“This is Spinal Tap” is a documentary that follows the 1982 tour of the “world’s loudest band” Spinal Tap, chronicled by a commercials director Marty DiBergi and it primarily focuses on the band members: David St. Hubbins who is the main vocals and rhythm guitar, Nigel Tufnel on lead guitar and Derek Smalls on the bass. It also consists primarily of concert footage that is mixed in with backstage drama, as well as interviews with the band members and the people around them.
And of course it is all fake since this “rockumentary” is a mockumentary, it is actually one of the most popular films of this type. “This is Spinal Tap” is also a very understated comedy in the form of a razor sharp satire that portrays the popular music scene in a way which might very well seem over the top for certain viewers. But it will start seeming very tame if compared to the experiences of real bands from this “sex, drugs and rock ’n’ roll” era of the music industry.
The main sources of comedy are of course the band members of “The Tap”, played by Christopher Guest, Michael McKeen and Harry Shearer. They not only play three very unique (or better said uniquely daft) individuals who as a band they take themselves way too serious which results in much awkward and absurd comedy. And then there’s also the amazing music. I swear most of these songs could easily pass off as serious music from the time, but in this mockumentary framing their absurdity is brought out with the hilariously sexualized lyrics and the ridiculous stage performances and scenery.
There is immense craft in this film that is mostly the actors’ doing, because they are actually performing all their songs, as well as improvising their dialogue; giving the film a very naturalistic feeling despite the absurdity of the situations that they find themselves in. Director Rob Reiner (who also plays the hack director DiBegi) has made the best possible choices for his film with this, because if the acting was not this organic and sincere the effect of the film would be nullified.

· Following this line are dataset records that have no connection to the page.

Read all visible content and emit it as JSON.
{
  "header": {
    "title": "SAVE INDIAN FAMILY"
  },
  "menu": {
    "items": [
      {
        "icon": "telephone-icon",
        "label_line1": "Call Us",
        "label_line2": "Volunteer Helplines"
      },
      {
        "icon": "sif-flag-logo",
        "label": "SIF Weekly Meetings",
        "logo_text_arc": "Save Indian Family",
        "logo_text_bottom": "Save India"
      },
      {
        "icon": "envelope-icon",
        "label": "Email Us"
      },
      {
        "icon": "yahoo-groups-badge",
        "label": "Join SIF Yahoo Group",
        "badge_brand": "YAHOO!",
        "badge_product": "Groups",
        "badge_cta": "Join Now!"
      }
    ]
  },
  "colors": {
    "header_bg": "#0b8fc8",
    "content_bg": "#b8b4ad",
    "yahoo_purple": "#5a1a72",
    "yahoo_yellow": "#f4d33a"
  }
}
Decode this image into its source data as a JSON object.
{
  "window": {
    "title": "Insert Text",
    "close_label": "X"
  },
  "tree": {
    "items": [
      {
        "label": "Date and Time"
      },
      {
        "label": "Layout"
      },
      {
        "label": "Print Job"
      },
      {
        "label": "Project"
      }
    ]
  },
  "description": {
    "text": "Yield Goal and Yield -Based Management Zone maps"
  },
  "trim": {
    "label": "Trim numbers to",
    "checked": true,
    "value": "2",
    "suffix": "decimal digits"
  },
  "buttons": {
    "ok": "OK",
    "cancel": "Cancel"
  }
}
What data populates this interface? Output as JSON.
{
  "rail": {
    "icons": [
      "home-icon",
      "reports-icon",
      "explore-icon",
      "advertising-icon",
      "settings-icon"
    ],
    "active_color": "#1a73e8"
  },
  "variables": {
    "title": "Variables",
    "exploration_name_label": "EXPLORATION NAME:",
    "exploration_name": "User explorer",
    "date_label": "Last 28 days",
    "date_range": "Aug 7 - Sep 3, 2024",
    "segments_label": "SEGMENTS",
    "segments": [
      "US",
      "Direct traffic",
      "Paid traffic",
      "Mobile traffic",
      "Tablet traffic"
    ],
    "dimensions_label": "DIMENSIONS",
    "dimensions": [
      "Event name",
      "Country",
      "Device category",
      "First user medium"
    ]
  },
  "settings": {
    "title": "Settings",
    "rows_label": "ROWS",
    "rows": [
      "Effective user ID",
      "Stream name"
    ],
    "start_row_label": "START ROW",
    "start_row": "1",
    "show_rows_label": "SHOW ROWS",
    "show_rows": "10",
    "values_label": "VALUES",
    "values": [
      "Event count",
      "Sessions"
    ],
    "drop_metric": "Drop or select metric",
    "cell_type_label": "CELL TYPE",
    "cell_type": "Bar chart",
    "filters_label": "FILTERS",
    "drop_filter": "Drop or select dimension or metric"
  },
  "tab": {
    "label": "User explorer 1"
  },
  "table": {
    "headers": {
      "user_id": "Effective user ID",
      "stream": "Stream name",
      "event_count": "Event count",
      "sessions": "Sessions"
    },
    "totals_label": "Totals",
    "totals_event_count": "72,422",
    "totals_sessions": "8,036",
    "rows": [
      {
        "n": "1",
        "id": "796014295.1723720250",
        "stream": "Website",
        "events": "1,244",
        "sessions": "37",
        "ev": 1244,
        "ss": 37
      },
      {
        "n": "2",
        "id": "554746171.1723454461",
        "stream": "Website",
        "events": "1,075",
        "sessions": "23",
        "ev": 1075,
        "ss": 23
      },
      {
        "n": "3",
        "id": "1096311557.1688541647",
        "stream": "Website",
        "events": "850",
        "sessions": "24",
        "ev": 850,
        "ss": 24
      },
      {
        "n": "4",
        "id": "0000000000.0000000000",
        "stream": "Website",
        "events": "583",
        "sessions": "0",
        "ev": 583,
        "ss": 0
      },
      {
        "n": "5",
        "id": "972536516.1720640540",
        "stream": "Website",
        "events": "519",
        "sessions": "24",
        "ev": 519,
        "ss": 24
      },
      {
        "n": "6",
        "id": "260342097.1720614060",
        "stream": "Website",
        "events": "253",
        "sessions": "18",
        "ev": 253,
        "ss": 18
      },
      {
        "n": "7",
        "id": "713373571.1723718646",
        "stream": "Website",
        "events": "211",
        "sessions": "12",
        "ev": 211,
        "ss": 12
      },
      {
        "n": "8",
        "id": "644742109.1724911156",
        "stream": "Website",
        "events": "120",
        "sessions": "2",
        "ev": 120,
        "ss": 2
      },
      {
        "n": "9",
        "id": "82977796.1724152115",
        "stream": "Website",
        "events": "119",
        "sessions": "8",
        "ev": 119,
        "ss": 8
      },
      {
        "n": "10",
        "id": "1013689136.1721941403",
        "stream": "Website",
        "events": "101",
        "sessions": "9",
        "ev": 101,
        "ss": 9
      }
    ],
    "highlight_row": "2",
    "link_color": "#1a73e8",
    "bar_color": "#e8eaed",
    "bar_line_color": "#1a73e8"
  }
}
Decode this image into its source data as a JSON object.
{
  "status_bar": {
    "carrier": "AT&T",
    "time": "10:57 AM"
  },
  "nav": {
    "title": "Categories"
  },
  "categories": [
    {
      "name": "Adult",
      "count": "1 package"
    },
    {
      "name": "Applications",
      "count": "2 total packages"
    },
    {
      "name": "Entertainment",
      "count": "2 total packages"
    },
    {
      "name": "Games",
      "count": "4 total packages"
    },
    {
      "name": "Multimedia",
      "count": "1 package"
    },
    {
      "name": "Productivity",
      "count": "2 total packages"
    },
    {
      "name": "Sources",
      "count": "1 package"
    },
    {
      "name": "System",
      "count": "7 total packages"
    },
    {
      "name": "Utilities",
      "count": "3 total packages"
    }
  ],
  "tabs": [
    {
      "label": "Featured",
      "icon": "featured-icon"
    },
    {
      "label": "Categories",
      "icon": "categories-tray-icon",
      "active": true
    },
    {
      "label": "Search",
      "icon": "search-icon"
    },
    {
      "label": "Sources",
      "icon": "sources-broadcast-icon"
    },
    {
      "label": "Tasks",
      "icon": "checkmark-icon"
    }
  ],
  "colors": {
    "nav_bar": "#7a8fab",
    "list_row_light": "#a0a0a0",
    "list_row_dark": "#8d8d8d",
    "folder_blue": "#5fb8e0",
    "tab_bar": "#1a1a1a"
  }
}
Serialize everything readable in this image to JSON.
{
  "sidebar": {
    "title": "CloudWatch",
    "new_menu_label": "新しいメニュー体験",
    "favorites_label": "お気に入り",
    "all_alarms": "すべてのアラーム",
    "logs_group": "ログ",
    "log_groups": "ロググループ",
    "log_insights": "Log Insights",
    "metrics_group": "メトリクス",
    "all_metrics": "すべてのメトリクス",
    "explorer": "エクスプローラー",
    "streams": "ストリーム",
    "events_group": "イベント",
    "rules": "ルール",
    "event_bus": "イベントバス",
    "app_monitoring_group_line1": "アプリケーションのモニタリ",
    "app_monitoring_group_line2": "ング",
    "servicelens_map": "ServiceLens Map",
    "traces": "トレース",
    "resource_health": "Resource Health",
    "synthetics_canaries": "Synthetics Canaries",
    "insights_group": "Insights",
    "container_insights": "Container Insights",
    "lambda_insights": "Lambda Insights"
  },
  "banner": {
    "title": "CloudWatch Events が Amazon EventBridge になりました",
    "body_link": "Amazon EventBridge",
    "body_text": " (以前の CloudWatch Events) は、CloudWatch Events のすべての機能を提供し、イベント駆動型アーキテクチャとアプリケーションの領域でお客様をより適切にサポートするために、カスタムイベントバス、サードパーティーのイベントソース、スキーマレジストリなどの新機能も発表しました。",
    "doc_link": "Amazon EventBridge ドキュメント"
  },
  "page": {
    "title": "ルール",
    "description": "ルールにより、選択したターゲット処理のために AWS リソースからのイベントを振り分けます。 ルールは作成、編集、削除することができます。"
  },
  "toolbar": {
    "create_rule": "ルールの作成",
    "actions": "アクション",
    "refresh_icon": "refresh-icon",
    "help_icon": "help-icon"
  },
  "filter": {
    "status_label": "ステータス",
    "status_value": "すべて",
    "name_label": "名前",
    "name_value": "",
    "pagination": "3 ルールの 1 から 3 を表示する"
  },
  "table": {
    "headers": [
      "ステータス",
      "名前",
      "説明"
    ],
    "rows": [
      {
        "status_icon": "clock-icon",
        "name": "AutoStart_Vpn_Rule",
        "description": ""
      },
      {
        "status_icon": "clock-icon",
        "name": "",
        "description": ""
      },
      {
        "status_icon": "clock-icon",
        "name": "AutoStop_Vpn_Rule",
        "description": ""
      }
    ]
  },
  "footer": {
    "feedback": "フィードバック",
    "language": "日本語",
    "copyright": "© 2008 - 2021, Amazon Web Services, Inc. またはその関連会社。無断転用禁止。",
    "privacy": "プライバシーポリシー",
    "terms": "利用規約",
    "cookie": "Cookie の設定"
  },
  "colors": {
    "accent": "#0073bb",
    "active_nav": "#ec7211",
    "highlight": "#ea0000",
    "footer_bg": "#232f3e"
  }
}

This style of filmmaking actually gives the film a very deceptive realism, and moviegoers who have seen the film at the time are a testament to this as quite a few believed that Spinal Tap was a real band after watching the film. Furthermore many real musicians did not find the film funny at all, stating that they very much identified with the situations and the characters on the screen. And it is clear why, because a lot of the gags and jokes from the film have roots in the wild stories from the music business.
After failing at the box office “This is Spinal Tap” found a huge following on video and DVD and is now considered a cult classic, and one of the finest American comedies of the 80’s. It is obviously a very fun and accessible film although its understated humor might be a bit too low key for some modern viewers. For me this is one of the best rock and roll movies out there as it completely encapsulates the rebellious spirit of the movement and gloriously exploits its more juvenile tendencies.
Michael McKean - David St. Hubbins
Christopher Guest - Nigel Tufnel
Harry Shearer - Derek Smalls
Rob Reiner - Marty DiBergi
Tony Hendra - Ian Faith
This is Spinal Tap on IMDb